YOUR GOAL:
Print the data once more, exactly as supplied.

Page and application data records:
-------------------------
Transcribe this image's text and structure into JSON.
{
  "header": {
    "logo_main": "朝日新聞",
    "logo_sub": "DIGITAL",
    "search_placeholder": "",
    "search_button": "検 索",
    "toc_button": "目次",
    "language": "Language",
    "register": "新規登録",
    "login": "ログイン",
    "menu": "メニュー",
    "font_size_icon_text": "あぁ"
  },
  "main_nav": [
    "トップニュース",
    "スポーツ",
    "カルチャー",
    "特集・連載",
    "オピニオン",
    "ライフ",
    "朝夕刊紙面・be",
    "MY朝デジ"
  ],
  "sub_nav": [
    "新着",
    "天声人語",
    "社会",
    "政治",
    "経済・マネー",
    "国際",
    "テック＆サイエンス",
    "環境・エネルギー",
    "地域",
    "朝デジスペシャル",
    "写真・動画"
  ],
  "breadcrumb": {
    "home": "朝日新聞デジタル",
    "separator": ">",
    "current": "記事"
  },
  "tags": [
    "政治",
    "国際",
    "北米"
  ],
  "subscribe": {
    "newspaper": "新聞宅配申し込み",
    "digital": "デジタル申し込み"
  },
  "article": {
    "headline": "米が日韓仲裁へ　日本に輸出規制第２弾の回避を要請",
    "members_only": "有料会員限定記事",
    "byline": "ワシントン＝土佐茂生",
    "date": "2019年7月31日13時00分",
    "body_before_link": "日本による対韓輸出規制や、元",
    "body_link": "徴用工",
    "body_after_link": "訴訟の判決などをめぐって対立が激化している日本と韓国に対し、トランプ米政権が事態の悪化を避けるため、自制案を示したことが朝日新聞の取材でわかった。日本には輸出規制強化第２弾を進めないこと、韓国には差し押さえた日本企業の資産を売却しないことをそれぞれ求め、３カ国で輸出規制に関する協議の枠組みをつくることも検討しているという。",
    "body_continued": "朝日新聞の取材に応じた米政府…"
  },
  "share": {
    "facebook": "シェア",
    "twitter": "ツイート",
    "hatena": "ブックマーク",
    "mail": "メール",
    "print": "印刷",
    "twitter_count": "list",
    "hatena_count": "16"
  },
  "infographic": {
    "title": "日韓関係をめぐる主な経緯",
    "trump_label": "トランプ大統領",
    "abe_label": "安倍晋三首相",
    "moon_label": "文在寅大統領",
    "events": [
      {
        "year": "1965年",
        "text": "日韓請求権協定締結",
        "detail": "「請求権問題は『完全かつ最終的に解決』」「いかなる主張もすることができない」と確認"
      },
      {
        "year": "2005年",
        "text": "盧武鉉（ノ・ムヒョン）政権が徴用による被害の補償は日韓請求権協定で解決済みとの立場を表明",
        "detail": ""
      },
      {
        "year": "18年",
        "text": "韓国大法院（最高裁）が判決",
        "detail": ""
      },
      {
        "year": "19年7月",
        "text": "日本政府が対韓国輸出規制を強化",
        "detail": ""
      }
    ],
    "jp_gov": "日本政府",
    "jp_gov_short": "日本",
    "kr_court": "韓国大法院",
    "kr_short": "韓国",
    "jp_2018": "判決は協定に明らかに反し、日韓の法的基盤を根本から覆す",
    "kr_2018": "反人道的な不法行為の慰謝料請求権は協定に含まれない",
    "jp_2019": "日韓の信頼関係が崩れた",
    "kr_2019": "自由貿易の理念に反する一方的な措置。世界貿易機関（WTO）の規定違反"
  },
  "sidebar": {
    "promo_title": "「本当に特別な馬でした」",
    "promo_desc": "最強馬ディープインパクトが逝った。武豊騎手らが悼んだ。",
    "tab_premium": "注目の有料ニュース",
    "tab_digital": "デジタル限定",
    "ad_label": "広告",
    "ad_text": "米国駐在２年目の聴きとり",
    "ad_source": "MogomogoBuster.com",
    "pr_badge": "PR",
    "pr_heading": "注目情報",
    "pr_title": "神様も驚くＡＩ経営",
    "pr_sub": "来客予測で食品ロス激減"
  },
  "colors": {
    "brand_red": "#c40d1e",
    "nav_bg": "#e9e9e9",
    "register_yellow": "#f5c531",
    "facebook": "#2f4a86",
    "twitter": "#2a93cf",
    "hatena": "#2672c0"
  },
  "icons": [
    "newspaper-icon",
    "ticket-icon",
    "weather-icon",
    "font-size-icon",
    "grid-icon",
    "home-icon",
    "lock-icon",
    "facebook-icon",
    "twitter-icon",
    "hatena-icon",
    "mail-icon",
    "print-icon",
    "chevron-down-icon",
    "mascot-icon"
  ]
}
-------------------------
EXERCISE RESULT:
Transcribe this image's text and structure into JSON.
{
  "header": {
    "logo_main": "朝日新聞",
    "logo_sub": "DIGITAL",
    "search_placeholder": "",
    "search_button": "検 索",
    "toc_button": "目次",
    "language": "Language",
    "register": "新規登録",
    "login": "ログイン",
    "menu": "メニュー",
    "font_size_icon_text": "あぁ"
  },
  "main_nav": [
    "トップニュース",
    "スポーツ",
    "カルチャー",
    "特集・連載",
    "オピニオン",
    "ライフ",
    "朝夕刊紙面・be",
    "MY朝デジ"
  ],
  "sub_nav": [
    "新着",
    "天声人語",
    "社会",
    "政治",
    "経済・マネー",
    "国際",
    "テック＆サイエンス",
    "環境・エネルギー",
    "地域",
    "朝デジスペシャル",
    "写真・動画"
  ],
  "breadcrumb": {
    "home": "朝日新聞デジタル",
    "separator": ">",
    "current": "記事"
  },
  "tags": [
    "政治",
    "国際",
    "北米"
  ],
  "subscribe": {
    "newspaper": "新聞宅配申し込み",
    "digital": "デジタル申し込み"
  },
  "article": {
    "headline": "米が日韓仲裁へ　日本に輸出規制第２弾の回避を要請",
    "members_only": "有料会員限定記事",
    "byline": "ワシントン＝土佐茂生",
    "date": "2019年7月31日13時00分",
    "body_before_link": "日本による対韓輸出規制や、元",
    "body_link": "徴用工",
    "body_after_link": "訴訟の判決などをめぐって対立が激化している日本と韓国に対し、トランプ米政権が事態の悪化を避けるため、自制案を示したことが朝日新聞の取材でわかった。日本には輸出規制強化第２弾を進めないこと、韓国には差し押さえた日本企業の資産を売却しないことをそれぞれ求め、３カ国で輸出規制に関する協議の枠組みをつくることも検討しているという。",
    "body_continued": "朝日新聞の取材に応じた米政府…"
  },
  "share": {
    "facebook": "シェア",
    "twitter": "ツイート",
    "hatena": "ブックマーク",
    "mail": "メール",
    "print": "印刷",
    "twitter_count": "list",
    "hatena_count": "16"
  },
  "infographic": {
    "title": "日韓関係をめぐる主な経緯",
    "trump_label": "トランプ大統領",
    "abe_label": "安倍晋三首相",
    "moon_label": "文在寅大統領",
    "events": [
      {
        "year": "1965年",
        "text": "日韓請求権協定締結",
        "detail": "「請求権問題は『完全かつ最終的に解決』」「いかなる主張もすることができない」と確認"
      },
      {
        "year": "2005年",
        "text": "盧武鉉（ノ・ムヒョン）政権が徴用による被害の補償は日韓請求権協定で解決済みとの立場を表明",
        "detail": ""
      },
      {
        "year": "18年",
        "text": "韓国大法院（最高裁）が判決",
        "detail": ""
      },
      {
        "year": "19年7月",
        "text": "日本政府が対韓国輸出規制を強化",
        "detail": ""
      }
    ],
    "jp_gov": "日本政府",
    "jp_gov_short": "日本",
    "kr_court": "韓国大法院",
    "kr_short": "韓国",
    "jp_2018": "判決は協定に明らかに反し、日韓の法的基盤を根本から覆す",
    "kr_2018": "反人道的な不法行為の慰謝料請求権は協定に含まれない",
    "jp_2019": "日韓の信頼関係が崩れた",
    "kr_2019": "自由貿易の理念に反する一方的な措置。世界貿易機関（WTO）の規定違反"
  },
  "sidebar": {
    "promo_title": "「本当に特別な馬でした」",
    "promo_desc": "最強馬ディープインパクトが逝った。武豊騎手らが悼んだ。",
    "tab_premium": "注目の有料ニュース",
    "tab_digital": "デジタル限定",
    "ad_label": "広告",
    "ad_text": "米国駐在２年目の聴きとり",
    "ad_source": "MogomogoBuster.com",
    "pr_badge": "PR",
    "pr_heading": "注目情報",
    "pr_title": "神様も驚くＡＩ経営",
    "pr_sub": "来客予測で食品ロス激減"
  },
  "colors": {
    "brand_red": "#c40d1e",
    "nav_bg": "#e9e9e9",
    "register_yellow": "#f5c531",
    "facebook": "#2f4a86",
    "twitter": "#2a93cf",
    "hatena": "#2672c0"
  },
  "icons": [
    "newspaper-icon",
    "ticket-icon",
    "weather-icon",
    "font-size-icon",
    "grid-icon",
    "home-icon",
    "lock-icon",
    "facebook-icon",
    "twitter-icon",
    "hatena-icon",
    "mail-icon",
    "print-icon",
    "chevron-down-icon",
    "mascot-icon"
  ]
}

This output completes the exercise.